Beyond that, Dr. Akbari’s research contributes to the understanding of hereditary breast cancer, potentially saving lives through more effective prevention and treatment.

“Identifying breast cancer genes provides basic biological knowledge about the pathology of breast cancer in general,” says Dr. Akbari.” And that can be used potentially for non-hereditary breast cancer patients as well.”

Enhancing Comfort and Confidence in Breast Cancer Surgery through Technology

Preparing for breast surgery to remove a tumour has historically been associated with discomfort and anxiety for women due to the conventional wire-guided localization technique. This method, introduced in the 1970s, involves inserting wires into the breast near the abnormal or cancerous tissue to guide surgeons during the procedure.

Read This Story"Wire-guided localization creates a lot of patient discomfort, and patients have told me that the worst part of their breast surgery experience was the wire placement," says Dr. Lim, Medical Director of Henrietta Banting Breast Centre at Women's College Hospital. 

In 2023, Women's College Hospital adopted new technology that will increase the comfort and confidence of the more than 350 patients who undergo breast surgery here each year.

The MOLLI System offers radiologists a sophisticated tool for marking cancerous lesions by inserting a magnetic seed, comparable in size to a sesame seed, directly into the tumour. This small yet powerful localization device serves as a precise marker for surgeons, eliminating the need for invasive wire placement. Surgeons can now rely on a specialized wand and tablet to accurately locate the tumour marked during the radiological procedure.

Dr. Lim describes the technology as almost like a GPS. During surgery, the MOLLI probe can detect the magnetic seed inside the tumour, and as the probe gets closer and closer to the seed, the signal becomes stronger. This provides real-time feedback to surgeons and guides them with pinpoint accuracy toward the targeted lesion.

The new technology's benefits extend beyond enhanced precision in the surgical suite to scheduling and patient flow. 

"Previously, there have been challenges with scheduling because of the need to coordinate wire placement and surgery on the same day and issues with accuracy because the protruding wires can move or become dislodged," says Dr. Lim.

With MOLLI, however, the localization procedure can happen up to 30 days before surgery. "By decoupling localization from surgery, care teams can improve their workflows to create a better, more patient-centred experience and a more efficient experience for clinicians," adds Dr. Lim.

Ultimately, it is the patient who benefits the most. The elimination of wire-guided localization translates into enhanced patient comfort. By avoiding the discomfort associated with protruding wires, patients undergoing breast surgery can now approach the procedure with reduced anxiety and apprehension. Cosmetic outcomes are also improved. 

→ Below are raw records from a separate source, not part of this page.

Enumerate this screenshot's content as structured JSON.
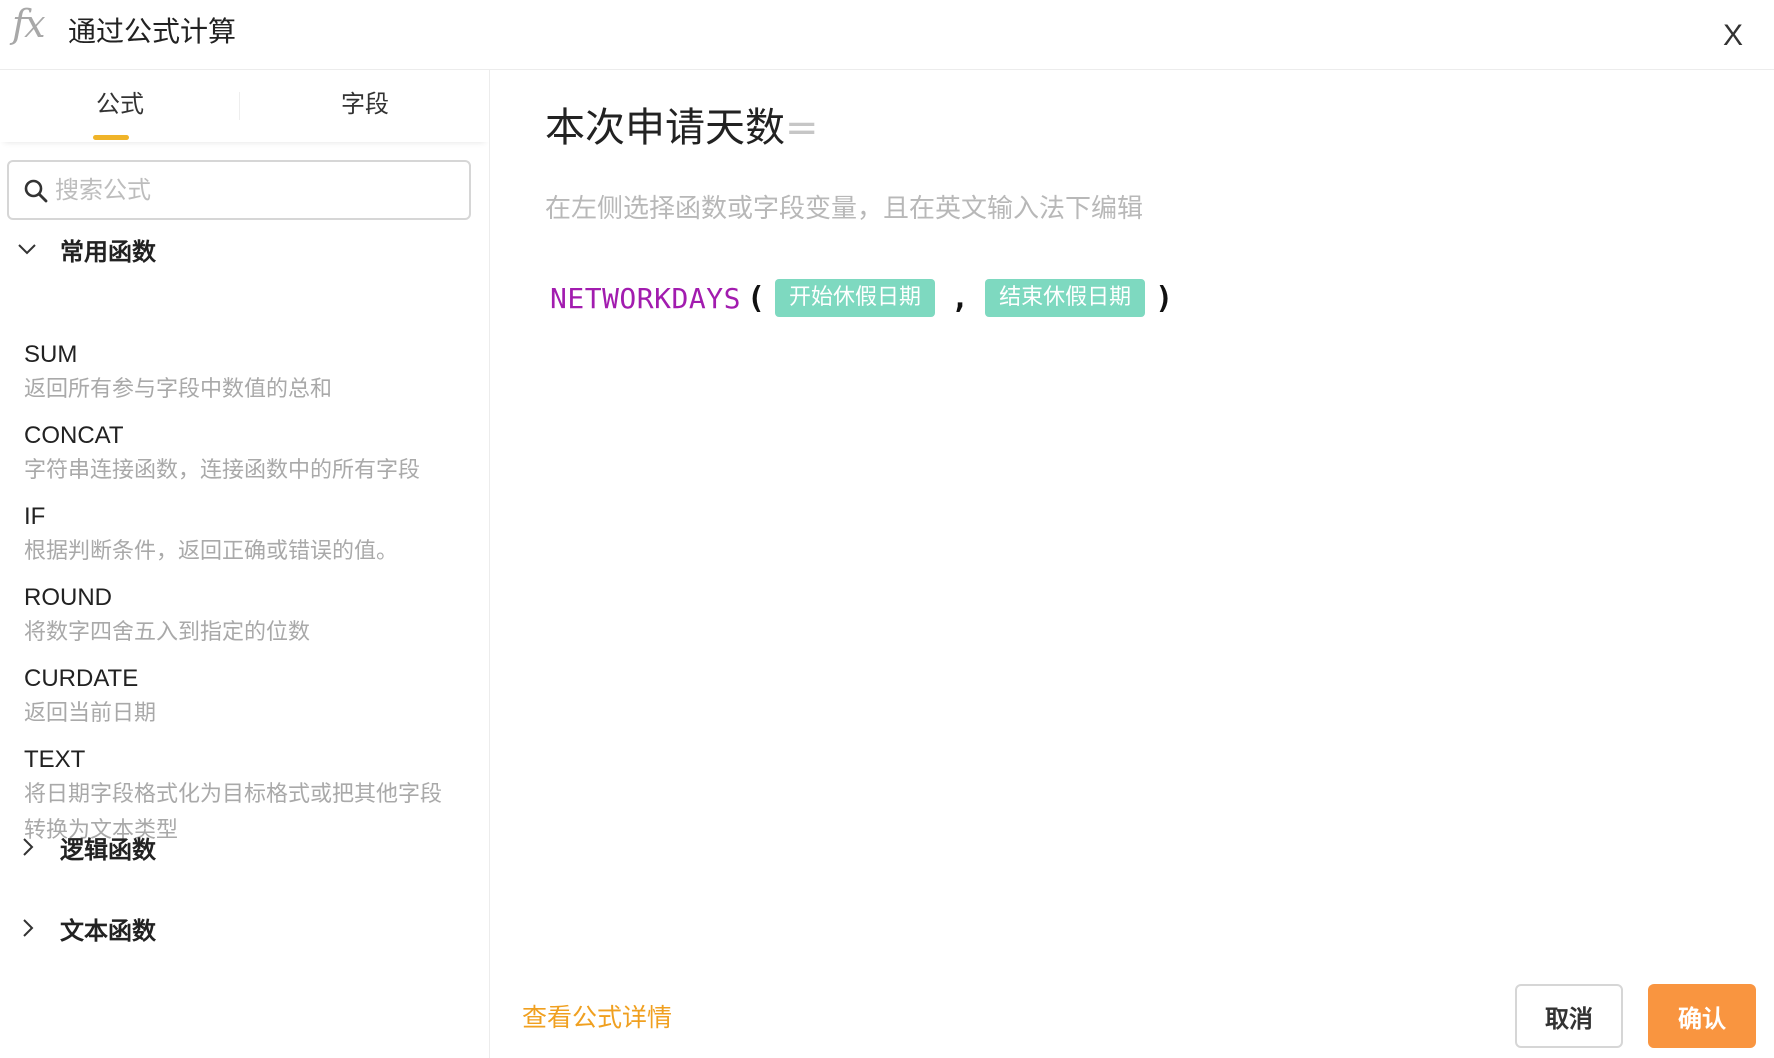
{
  "header": {
    "icon_text": "fx",
    "title": "通过公式计算",
    "close_label": "X"
  },
  "left_panel": {
    "tabs": [
      {
        "label": "公式",
        "active": true
      },
      {
        "label": "字段",
        "active": false
      }
    ],
    "search": {
      "placeholder": "搜索公式",
      "value": ""
    },
    "groups": [
      {
        "label": "常用函数",
        "expanded": true,
        "functions": [
          {
            "name": "SUM",
            "description": "返回所有参与字段中数值的总和"
          },
          {
            "name": "CONCAT",
            "description": "字符串连接函数，连接函数中的所有字段"
          },
          {
            "name": "IF",
            "description": "根据判断条件，返回正确或错误的值。"
          },
          {
            "name": "ROUND",
            "description": "将数字四舍五入到指定的位数"
          },
          {
            "name": "CURDATE",
            "description": "返回当前日期"
          },
          {
            "name": "TEXT",
            "description": "将日期字段格式化为目标格式或把其他字段转换为文本类型"
          }
        ]
      },
      {
        "label": "逻辑函数",
        "expanded": false
      },
      {
        "label": "文本函数",
        "expanded": false
      }
    ]
  },
  "right_panel": {
    "field_title": "本次申请天数",
    "equals_sign": "=",
    "hint": "在左侧选择函数或字段变量，且在英文输入法下编辑",
    "formula": {
      "function_name": "NETWORKDAYS",
      "open_paren": "(",
      "args": [
        "开始休假日期",
        "结束休假日期"
      ],
      "separator": ",",
      "close_paren": ")"
    },
    "detail_link": "查看公式详情",
    "cancel_label": "取消",
    "confirm_label": "确认"
  },
  "colors": {
    "accent": "#f0b429",
    "confirm_button": "#f99540",
    "field_chip": "#7ed9c0",
    "function_token": "#a21caf",
    "link": "#f0a020"
  },
  "icons": {
    "search": "search-icon",
    "expanded_group": "chevron-down-icon",
    "collapsed_group": "chevron-right-icon",
    "close": "close-icon"
  }
}
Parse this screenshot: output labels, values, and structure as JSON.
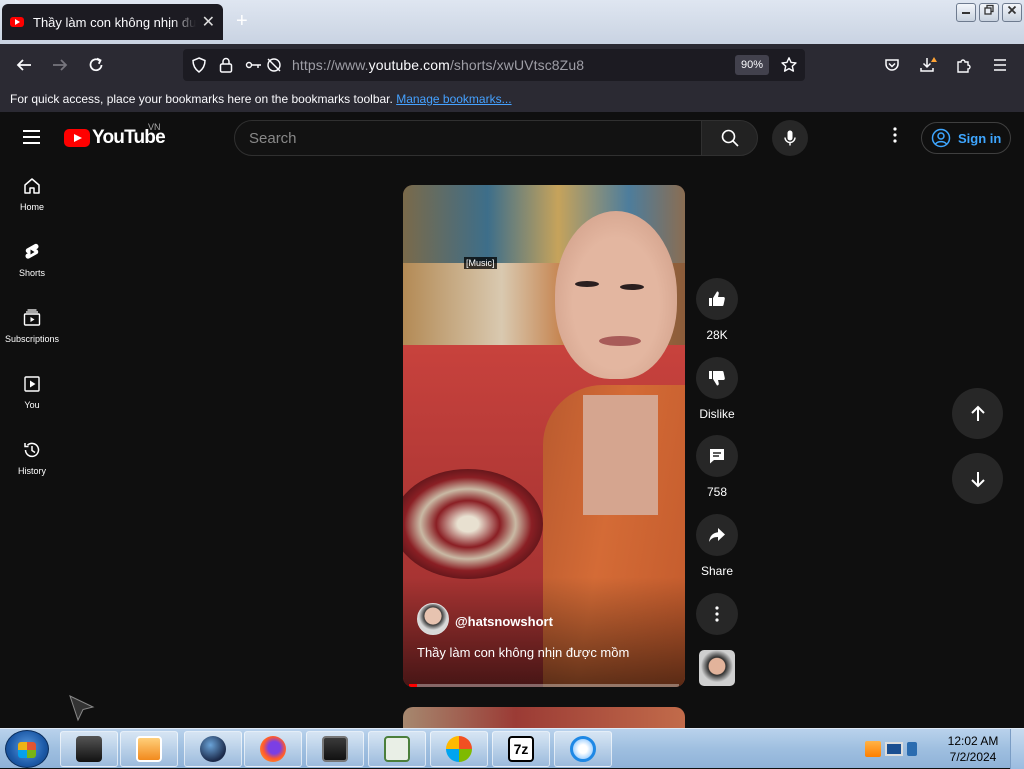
{
  "browser": {
    "tab_title": "Thầy làm con không nhịn được",
    "tab_close": "✕",
    "new_tab": "+",
    "url_prefix": "https://www.",
    "url_host": "youtube.com",
    "url_path": "/shorts/xwUVtsc8Zu8",
    "zoom": "90%",
    "bookmarks_message": "For quick access, place your bookmarks here on the bookmarks toolbar.",
    "manage_bookmarks": "Manage bookmarks..."
  },
  "youtube": {
    "logo_text": "YouTube",
    "region": "VN",
    "search_placeholder": "Search",
    "sign_in": "Sign in",
    "sidebar": [
      {
        "label": "Home",
        "icon": "home-icon"
      },
      {
        "label": "Shorts",
        "icon": "shorts-icon"
      },
      {
        "label": "Subscriptions",
        "icon": "subscriptions-icon"
      },
      {
        "label": "You",
        "icon": "you-icon"
      },
      {
        "label": "History",
        "icon": "history-icon"
      }
    ],
    "short": {
      "caption": "[Music]",
      "channel": "@hatsnowshort",
      "title": "Thầy làm con không nhịn được mồm",
      "progress": 0.03
    },
    "actions": {
      "likes": "28K",
      "dislike": "Dislike",
      "comments": "758",
      "share": "Share"
    }
  },
  "taskbar": {
    "time": "12:02 AM",
    "date": "7/2/2024"
  }
}
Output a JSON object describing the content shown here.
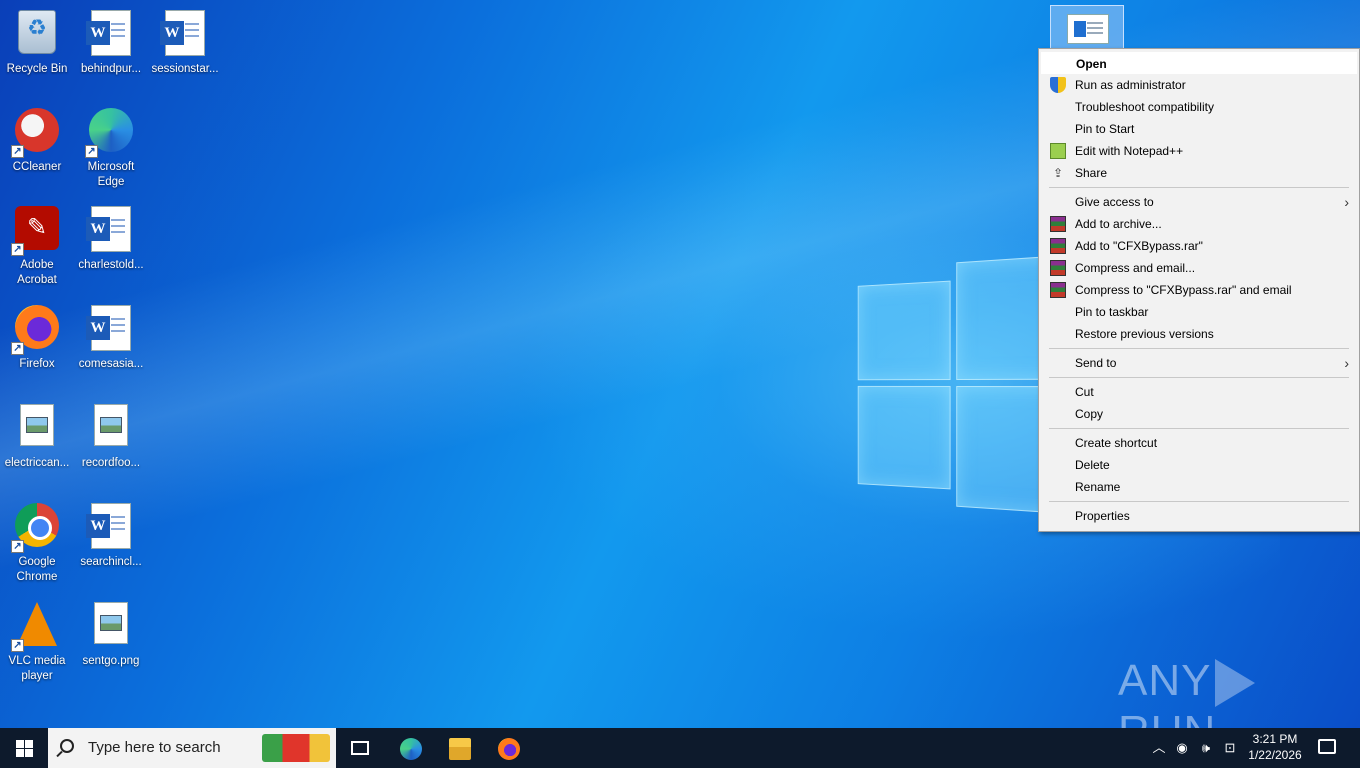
{
  "desktop": {
    "icons": [
      {
        "label": "Recycle Bin"
      },
      {
        "label": "behindpur..."
      },
      {
        "label": "sessionstar..."
      },
      {
        "label": "CCleaner"
      },
      {
        "label": "Microsoft Edge"
      },
      {
        "label": "Adobe Acrobat"
      },
      {
        "label": "charlestold..."
      },
      {
        "label": "Firefox"
      },
      {
        "label": "comesasia..."
      },
      {
        "label": "electriccan..."
      },
      {
        "label": "recordfoo..."
      },
      {
        "label": "Google Chrome"
      },
      {
        "label": "searchincl..."
      },
      {
        "label": "VLC media player"
      },
      {
        "label": "sentgo.png"
      }
    ]
  },
  "context_menu": {
    "items": [
      {
        "label": "Open",
        "icon": ""
      },
      {
        "label": "Run as administrator",
        "icon": "shield-icon"
      },
      {
        "label": "Troubleshoot compatibility",
        "icon": ""
      },
      {
        "label": "Pin to Start",
        "icon": ""
      },
      {
        "label": "Edit with Notepad++",
        "icon": "notepad-icon"
      },
      {
        "label": "Share",
        "icon": "share-icon"
      },
      {
        "label": "Give access to",
        "icon": ""
      },
      {
        "label": "Add to archive...",
        "icon": "winrar-icon"
      },
      {
        "label": "Add to \"CFXBypass.rar\"",
        "icon": "winrar-icon"
      },
      {
        "label": "Compress and email...",
        "icon": "winrar-icon"
      },
      {
        "label": "Compress to \"CFXBypass.rar\" and email",
        "icon": "winrar-icon"
      },
      {
        "label": "Pin to taskbar",
        "icon": ""
      },
      {
        "label": "Restore previous versions",
        "icon": ""
      },
      {
        "label": "Send to",
        "icon": ""
      },
      {
        "label": "Cut",
        "icon": ""
      },
      {
        "label": "Copy",
        "icon": ""
      },
      {
        "label": "Create shortcut",
        "icon": ""
      },
      {
        "label": "Delete",
        "icon": ""
      },
      {
        "label": "Rename",
        "icon": ""
      },
      {
        "label": "Properties",
        "icon": ""
      }
    ]
  },
  "watermark": {
    "left": "ANY",
    "right": "RUN"
  },
  "taskbar": {
    "search_placeholder": "Type here to search",
    "time": "3:21 PM",
    "date": "1/22/2026"
  }
}
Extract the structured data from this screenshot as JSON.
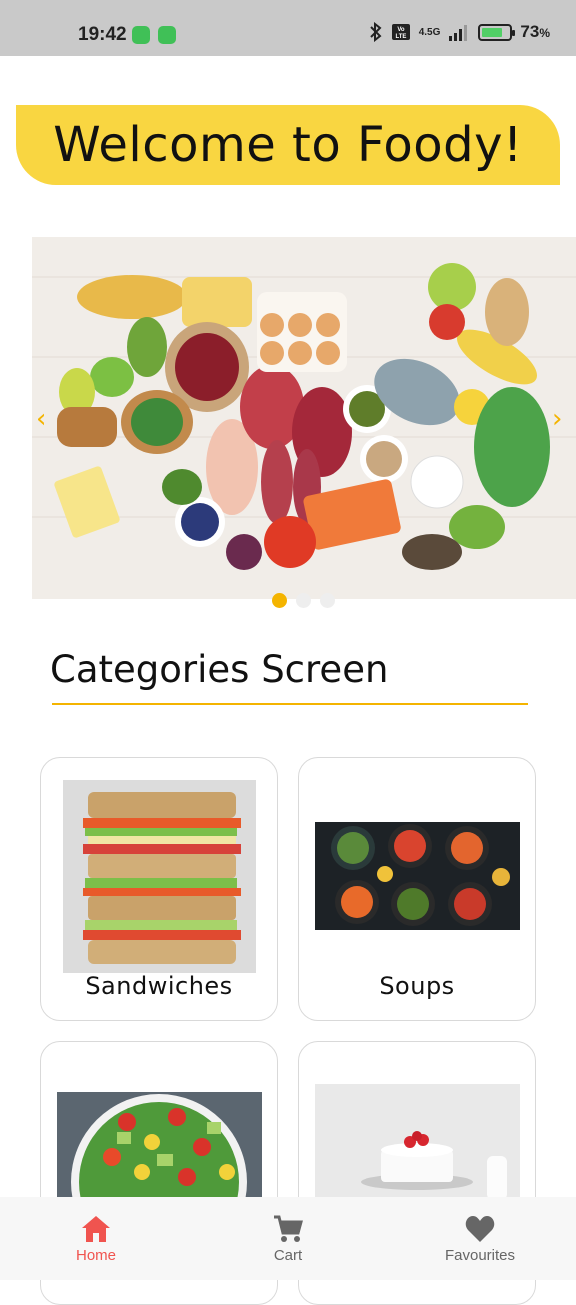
{
  "status_bar": {
    "time": "19:42",
    "battery": "73",
    "battery_unit": "%",
    "network": "4.5G"
  },
  "header": {
    "title": "Welcome to Foody!"
  },
  "carousel": {
    "image_icon": "groceries-photo",
    "active_index": 0,
    "slide_count": 3
  },
  "categories": {
    "title": "Categories Screen",
    "items": [
      {
        "label": "Sandwiches",
        "icon": "sandwich-photo"
      },
      {
        "label": "Soups",
        "icon": "soups-photo"
      },
      {
        "label": "",
        "icon": "salad-photo"
      },
      {
        "label": "",
        "icon": "cake-photo"
      }
    ]
  },
  "bottom_nav": {
    "items": [
      {
        "label": "Home",
        "icon": "home-icon",
        "active": true
      },
      {
        "label": "Cart",
        "icon": "cart-icon",
        "active": false
      },
      {
        "label": "Favourites",
        "icon": "heart-icon",
        "active": false
      }
    ]
  },
  "colors": {
    "accent": "#f4b400",
    "banner": "#f9d641",
    "nav_active": "#f0544f",
    "nav_inactive": "#666666"
  }
}
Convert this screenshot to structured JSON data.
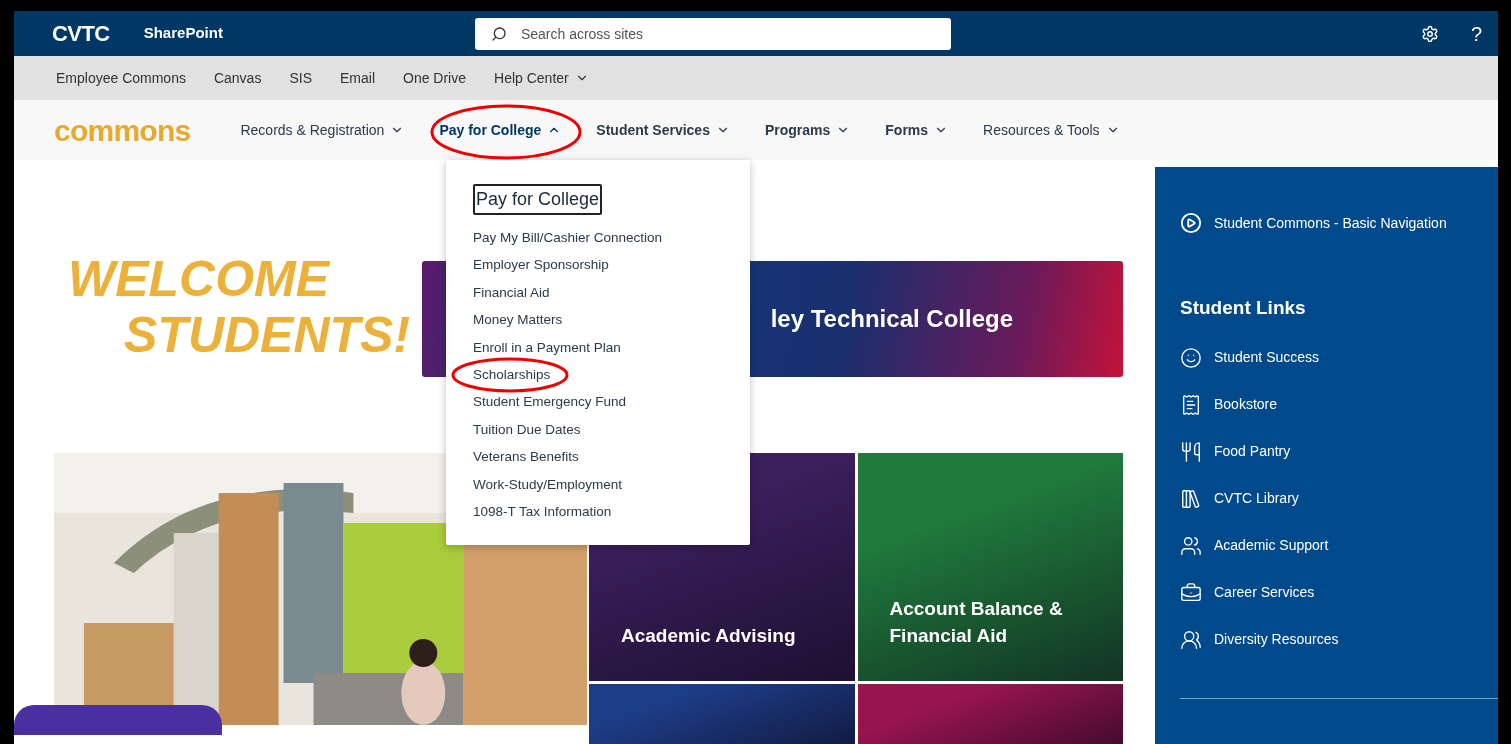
{
  "suite_bar": {
    "logo": "CVTC",
    "app": "SharePoint",
    "search": {
      "placeholder": "Search across sites"
    },
    "help": "?"
  },
  "hub_nav": [
    {
      "label": "Employee Commons",
      "dropdown": false
    },
    {
      "label": "Canvas",
      "dropdown": false
    },
    {
      "label": "SIS",
      "dropdown": false
    },
    {
      "label": "Email",
      "dropdown": false
    },
    {
      "label": "One Drive",
      "dropdown": false
    },
    {
      "label": "Help Center",
      "dropdown": true
    }
  ],
  "site": {
    "logo": "commons"
  },
  "site_nav": [
    {
      "label": "Records & Registration",
      "expanded": false
    },
    {
      "label": "Pay for College",
      "expanded": true
    },
    {
      "label": "Student Services",
      "expanded": false
    },
    {
      "label": "Programs",
      "expanded": false
    },
    {
      "label": "Forms",
      "expanded": false
    },
    {
      "label": "Resources & Tools",
      "expanded": false
    }
  ],
  "dropdown": {
    "heading": "Pay for College",
    "items": [
      {
        "label": "Pay My Bill/Cashier Connection",
        "highlighted": false
      },
      {
        "label": "Employer Sponsorship",
        "highlighted": false
      },
      {
        "label": "Financial Aid",
        "highlighted": false
      },
      {
        "label": "Money Matters",
        "highlighted": false
      },
      {
        "label": "Enroll in a Payment Plan",
        "highlighted": false
      },
      {
        "label": "Scholarships",
        "highlighted": true
      },
      {
        "label": "Student Emergency Fund",
        "highlighted": false
      },
      {
        "label": "Tuition Due Dates",
        "highlighted": false
      },
      {
        "label": "Veterans Benefits",
        "highlighted": false
      },
      {
        "label": "Work-Study/Employment",
        "highlighted": false
      },
      {
        "label": "1098-T Tax Information",
        "highlighted": false
      }
    ]
  },
  "welcome": {
    "line_1": "WELCOME",
    "line_2": "STUDENTS!"
  },
  "banner": {
    "title": "ley Technical College"
  },
  "tiles": [
    {
      "kind": "picture"
    },
    {
      "kind": "tile",
      "title": "Academic Advising",
      "color": "#3a1f5c"
    },
    {
      "kind": "tile",
      "title": "Account Balance & Financial Aid",
      "color": "#1f7a3c"
    },
    {
      "kind": "tile",
      "color": "#1d3c86"
    },
    {
      "kind": "tile",
      "color": "#9a1550"
    }
  ],
  "side_panel": {
    "video_link": "Student Commons - Basic Navigation",
    "heading": "Student Links",
    "links": [
      {
        "label": "Student Success"
      },
      {
        "label": "Bookstore"
      },
      {
        "label": "Food Pantry"
      },
      {
        "label": "CVTC Library"
      },
      {
        "label": "Academic Support"
      },
      {
        "label": "Career Services"
      },
      {
        "label": "Diversity Resources"
      }
    ]
  }
}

"Because the surgeons remove only what they need to, patients experience a shorter recovery time and a really fantastic cosmetic outcome."